### Task goal
Your task is to repeat all of the data exactly while excluding the pictures.

(Component data from apps and pages)
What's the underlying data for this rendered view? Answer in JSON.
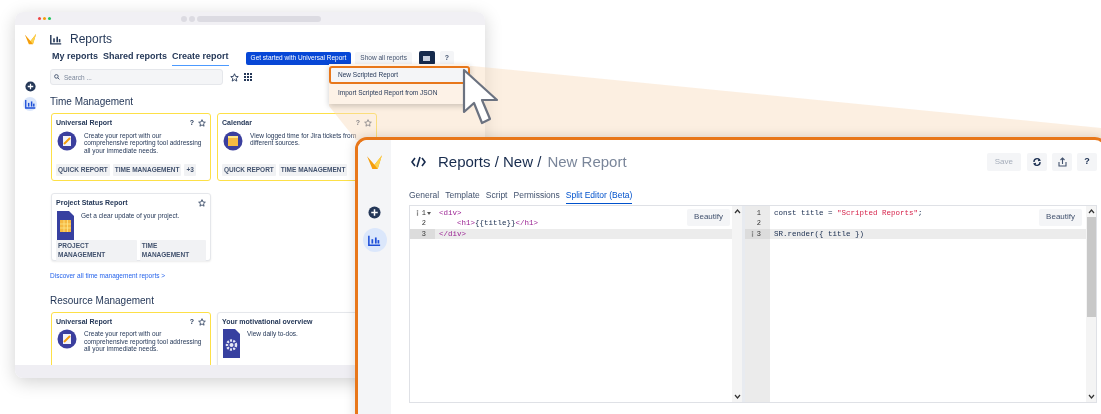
{
  "back_window": {
    "sidebar": [
      {
        "kind": "add",
        "selected": false
      },
      {
        "kind": "reports",
        "selected": true
      }
    ],
    "title": "Reports",
    "tabs": [
      {
        "label": "My reports",
        "selected": false
      },
      {
        "label": "Shared reports",
        "selected": false
      },
      {
        "label": "Create report",
        "selected": true
      }
    ],
    "primary_button": "Get started with Universal Report",
    "secondary_button": "Show all reports",
    "help_button": "?",
    "menu": {
      "items": [
        {
          "label": "New Scripted Report",
          "highlighted": true
        },
        {
          "label": "Import Scripted Report from JSON",
          "highlighted": false
        }
      ]
    },
    "search": {
      "placeholder": "Search ..."
    },
    "sections": [
      {
        "title": "Time Management",
        "cards": [
          {
            "title": "Universal Report",
            "help": "?",
            "kind": "universal",
            "featured": true,
            "description": "Create your report with our comprehensive reporting tool addressing all your immediate needs.",
            "tags": [
              "QUICK REPORT",
              "TIME MANAGEMENT",
              "+3"
            ]
          },
          {
            "title": "Calendar",
            "help": "?",
            "kind": "calendar",
            "featured": true,
            "description": "View logged time for Jira tickets from different sources.",
            "tags": [
              "QUICK REPORT",
              "TIME MANAGEMENT"
            ]
          },
          {
            "title": "Project Status Report",
            "kind": "table-document",
            "featured": false,
            "description": "Get a clear update of your project.",
            "tags": [
              "PROJECT MANAGEMENT",
              "TIME MANAGEMENT"
            ]
          }
        ],
        "link": "Discover all time management reports >"
      },
      {
        "title": "Resource Management",
        "cards": [
          {
            "title": "Universal Report",
            "help": "?",
            "kind": "universal",
            "featured": true,
            "description": "Create your report with our comprehensive reporting tool addressing all your immediate needs."
          },
          {
            "title": "Your motivational overview",
            "kind": "gear-document",
            "featured": false,
            "description": "View daily to-dos."
          }
        ]
      }
    ]
  },
  "front_window": {
    "sidebar": [
      {
        "kind": "add",
        "selected": false
      },
      {
        "kind": "reports",
        "selected": true
      }
    ],
    "breadcrumb": "Reports / New /",
    "title": "New Report",
    "save_button": {
      "label": "Save",
      "disabled": true
    },
    "help_button": "?",
    "tabs": [
      {
        "label": "General",
        "selected": false
      },
      {
        "label": "Template",
        "selected": false
      },
      {
        "label": "Script",
        "selected": false
      },
      {
        "label": "Permissions",
        "selected": false
      },
      {
        "label": "Split Editor (Beta)",
        "selected": true
      }
    ],
    "editors": [
      {
        "beautify": "Beautify",
        "lines": [
          {
            "number": "1",
            "annotated": true,
            "foldable": true,
            "active": false,
            "tokens": [
              {
                "kind": "tag",
                "text": "<div>"
              }
            ]
          },
          {
            "number": "2",
            "annotated": false,
            "foldable": false,
            "active": false,
            "tokens": [
              {
                "kind": "tag",
                "text": "    <h1>"
              },
              {
                "kind": "plain",
                "text": "{{title}}"
              },
              {
                "kind": "tag",
                "text": "</h1>"
              }
            ]
          },
          {
            "number": "3",
            "annotated": false,
            "foldable": false,
            "active": true,
            "tokens": [
              {
                "kind": "tag",
                "text": "</div>"
              }
            ]
          }
        ]
      },
      {
        "beautify": "Beautify",
        "lines": [
          {
            "number": "1",
            "annotated": false,
            "foldable": false,
            "active": false,
            "tokens": [
              {
                "kind": "plain",
                "text": "const title = "
              },
              {
                "kind": "string",
                "text": "\"Scripted Reports\""
              },
              {
                "kind": "plain",
                "text": ";"
              }
            ]
          },
          {
            "number": "2",
            "annotated": false,
            "foldable": false,
            "active": false
          },
          {
            "number": "3",
            "annotated": true,
            "foldable": false,
            "active": true,
            "tokens": [
              {
                "kind": "plain",
                "text": "SR.render({ title })"
              }
            ]
          }
        ]
      }
    ]
  }
}
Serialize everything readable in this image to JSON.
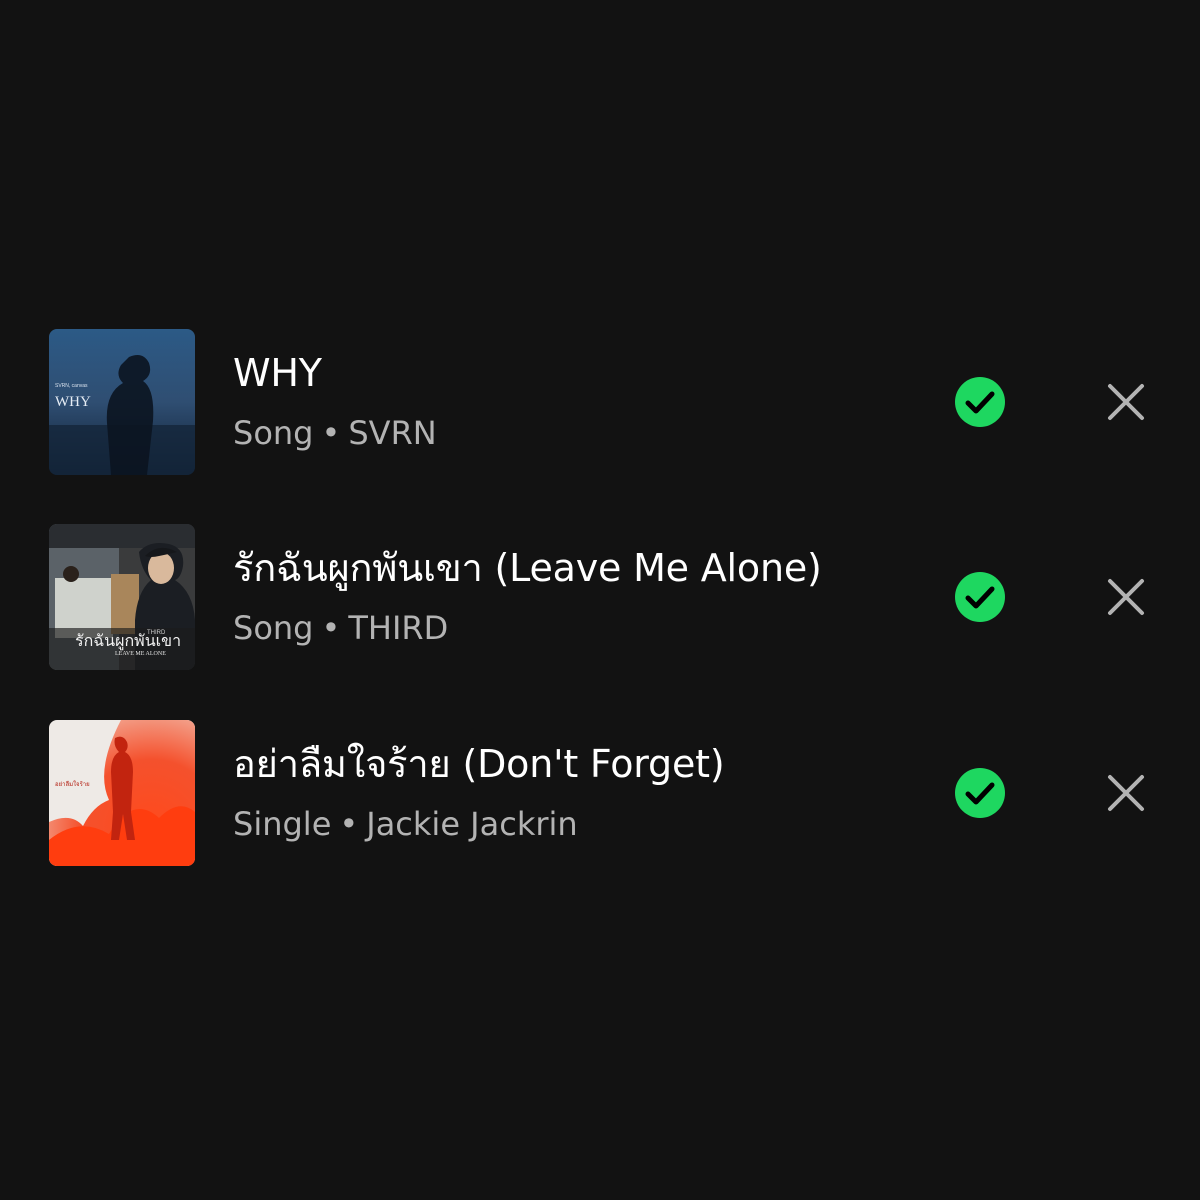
{
  "colors": {
    "background": "#121212",
    "title": "#ffffff",
    "subtitle": "#b3b3b3",
    "check_green": "#1ed760",
    "remove_gray": "#b3b3b3"
  },
  "items": [
    {
      "title": "WHY",
      "type": "Song",
      "separator": "•",
      "artist": "SVRN",
      "added": true,
      "cover_text": [
        "SVRN, canvas",
        "WHY"
      ]
    },
    {
      "title": "รักฉันผูกพันเขา (Leave Me Alone)",
      "type": "Song",
      "separator": "•",
      "artist": "THIRD",
      "added": true,
      "cover_text": [
        "รักฉันผูกพันเขา",
        "LEAVE ME ALONE",
        "THIRD"
      ]
    },
    {
      "title": "อย่าลืมใจร้าย (Don't Forget)",
      "type": "Single",
      "separator": "•",
      "artist": "Jackie Jackrin",
      "added": true,
      "cover_text": [
        "อย่าลืมใจร้าย"
      ]
    }
  ]
}
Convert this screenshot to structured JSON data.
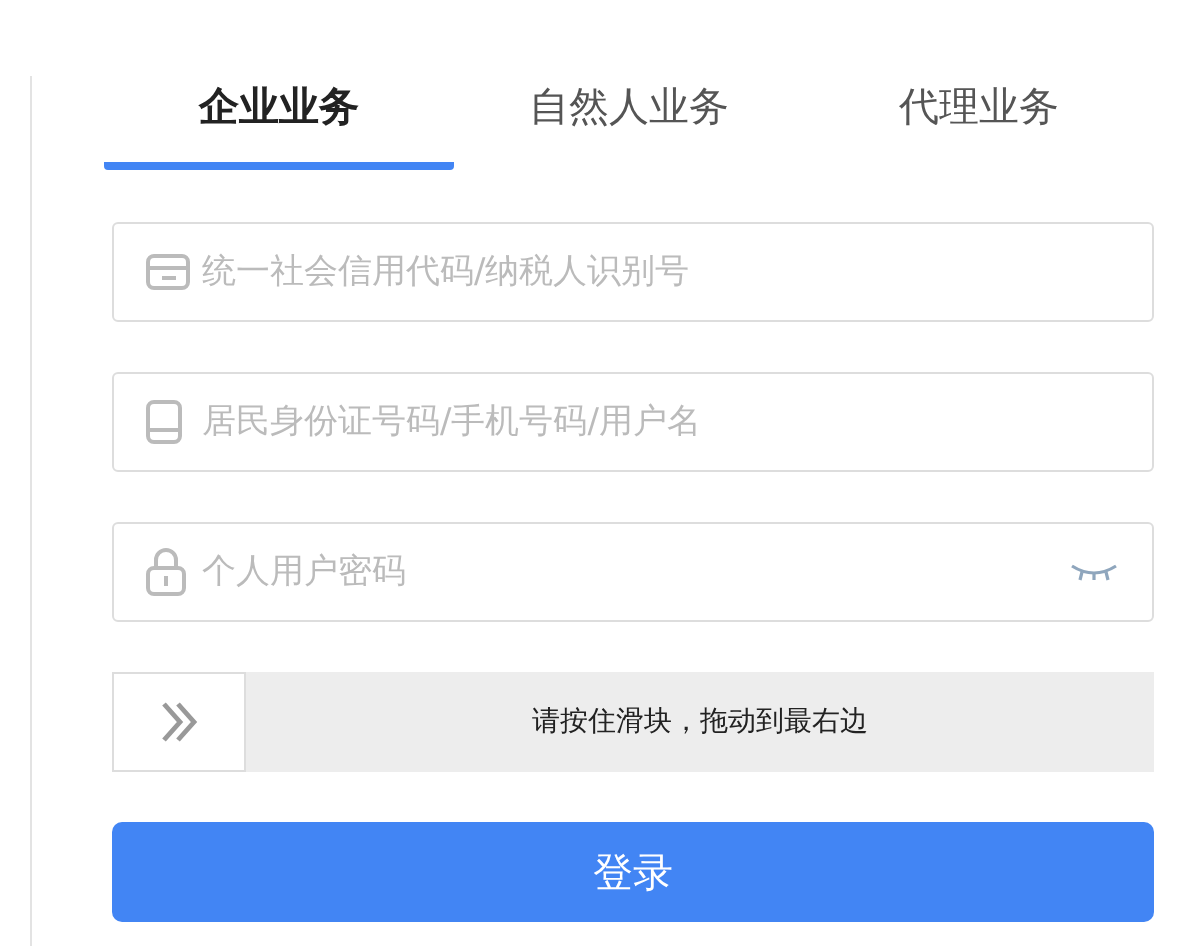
{
  "tabs": [
    {
      "label": "企业业务",
      "selected": true
    },
    {
      "label": "自然人业务",
      "selected": false
    },
    {
      "label": "代理业务",
      "selected": false
    }
  ],
  "fields": [
    {
      "kind": "text",
      "placeholder": "统一社会信用代码/纳税人识别号"
    },
    {
      "kind": "text",
      "placeholder": "居民身份证号码/手机号码/用户名"
    },
    {
      "kind": "password",
      "placeholder": "个人用户密码"
    }
  ],
  "slider": {
    "label": "请按住滑块，拖动到最右边",
    "level": 0
  },
  "login_button": "登录"
}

### Expected output
What's the underlying data for this rendered view? Answer in JSON.
{
  "back_window": {
    "sidebar": [
      {
        "kind": "add",
        "selected": false
      },
      {
        "kind": "reports",
        "selected": true
      }
    ],
    "title": "Reports",
    "tabs": [
      {
        "label": "My reports",
        "selected": false
      },
      {
        "label": "Shared reports",
        "selected": false
      },
      {
        "label": "Create report",
        "selected": true
      }
    ],
    "primary_button": "Get started with Universal Report",
    "secondary_button": "Show all reports",
    "help_button": "?",
    "menu": {
      "items": [
        {
          "label": "New Scripted Report",
          "highlighted": true
        },
        {
          "label": "Import Scripted Report from JSON",
          "highlighted": false
        }
      ]
    },
    "search": {
      "placeholder": "Search ..."
    },
    "sections": [
      {
        "title": "Time Management",
        "cards": [
          {
            "title": "Universal Report",
            "help": "?",
            "kind": "universal",
            "featured": true,
            "description": "Create your report with our comprehensive reporting tool addressing all your immediate needs.",
            "tags": [
              "QUICK REPORT",
              "TIME MANAGEMENT",
              "+3"
            ]
          },
          {
            "title": "Calendar",
            "help": "?",
            "kind": "calendar",
            "featured": true,
            "description": "View logged time for Jira tickets from different sources.",
            "tags": [
              "QUICK REPORT",
              "TIME MANAGEMENT"
            ]
          },
          {
            "title": "Project Status Report",
            "kind": "table-document",
            "featured": false,
            "description": "Get a clear update of your project.",
            "tags": [
              "PROJECT MANAGEMENT",
              "TIME MANAGEMENT"
            ]
          }
        ],
        "link": "Discover all time management reports >"
      },
      {
        "title": "Resource Management",
        "cards": [
          {
            "title": "Universal Report",
            "help": "?",
            "kind": "universal",
            "featured": true,
            "description": "Create your report with our comprehensive reporting tool addressing all your immediate needs."
          },
          {
            "title": "Your motivational overview",
            "kind": "gear-document",
            "featured": false,
            "description": "View daily to-dos."
          }
        ]
      }
    ]
  },
  "front_window": {
    "sidebar": [
      {
        "kind": "add",
        "selected": false
      },
      {
        "kind": "reports",
        "selected": true
      }
    ],
    "breadcrumb": "Reports / New /",
    "title": "New Report",
    "save_button": {
      "label": "Save",
      "disabled": true
    },
    "help_button": "?",
    "tabs": [
      {
        "label": "General",
        "selected": false
      },
      {
        "label": "Template",
        "selected": false
      },
      {
        "label": "Script",
        "selected": false
      },
      {
        "label": "Permissions",
        "selected": false
      },
      {
        "label": "Split Editor (Beta)",
        "selected": true
      }
    ],
    "editors": [
      {
        "beautify": "Beautify",
        "lines": [
          {
            "number": "1",
            "annotated": true,
            "foldable": true,
            "active": false,
            "tokens": [
              {
                "kind": "tag",
                "text": "<div>"
              }
            ]
          },
          {
            "number": "2",
            "annotated": false,
            "foldable": false,
            "active": false,
            "tokens": [
              {
                "kind": "tag",
                "text": "    <h1>"
              },
              {
                "kind": "plain",
                "text": "{{title}}"
              },
              {
                "kind": "tag",
                "text": "</h1>"
              }
            ]
          },
          {
            "number": "3",
            "annotated": false,
            "foldable": false,
            "active": true,
            "tokens": [
              {
                "kind": "tag",
                "text": "</div>"
              }
            ]
          }
        ]
      },
      {
        "beautify": "Beautify",
        "lines": [
          {
            "number": "1",
            "annotated": false,
            "foldable": false,
            "active": false,
            "tokens": [
              {
                "kind": "plain",
                "text": "const title = "
              },
              {
                "kind": "string",
                "text": "\"Scripted Reports\""
              },
              {
                "kind": "plain",
                "text": ";"
              }
            ]
          },
          {
            "number": "2",
            "annotated": false,
            "foldable": false,
            "active": false
          },
          {
            "number": "3",
            "annotated": true,
            "foldable": false,
            "active": true,
            "tokens": [
              {
                "kind": "plain",
                "text": "SR.render({ title })"
              }
            ]
          }
        ]
      }
    ]
  }
}
Serialize everything readable in this image to JSON.
{
  "colors": {
    "background": "#121212",
    "title": "#ffffff",
    "subtitle": "#b3b3b3",
    "check_green": "#1ed760",
    "remove_gray": "#b3b3b3"
  },
  "items": [
    {
      "title": "WHY",
      "type": "Song",
      "separator": "•",
      "artist": "SVRN",
      "added": true,
      "cover_text": [
        "SVRN, canvas",
        "WHY"
      ]
    },
    {
      "title": "รักฉันผูกพันเขา (Leave Me Alone)",
      "type": "Song",
      "separator": "•",
      "artist": "THIRD",
      "added": true,
      "cover_text": [
        "รักฉันผูกพันเขา",
        "LEAVE ME ALONE",
        "THIRD"
      ]
    },
    {
      "title": "อย่าลืมใจร้าย (Don't Forget)",
      "type": "Single",
      "separator": "•",
      "artist": "Jackie Jackrin",
      "added": true,
      "cover_text": [
        "อย่าลืมใจร้าย"
      ]
    }
  ]
}
Convert this screenshot to structured JSON data.
{
  "tabs": [
    {
      "label": "企业业务",
      "selected": true
    },
    {
      "label": "自然人业务",
      "selected": false
    },
    {
      "label": "代理业务",
      "selected": false
    }
  ],
  "fields": [
    {
      "kind": "text",
      "placeholder": "统一社会信用代码/纳税人识别号"
    },
    {
      "kind": "text",
      "placeholder": "居民身份证号码/手机号码/用户名"
    },
    {
      "kind": "password",
      "placeholder": "个人用户密码"
    }
  ],
  "slider": {
    "label": "请按住滑块，拖动到最右边",
    "level": 0
  },
  "login_button": "登录"
}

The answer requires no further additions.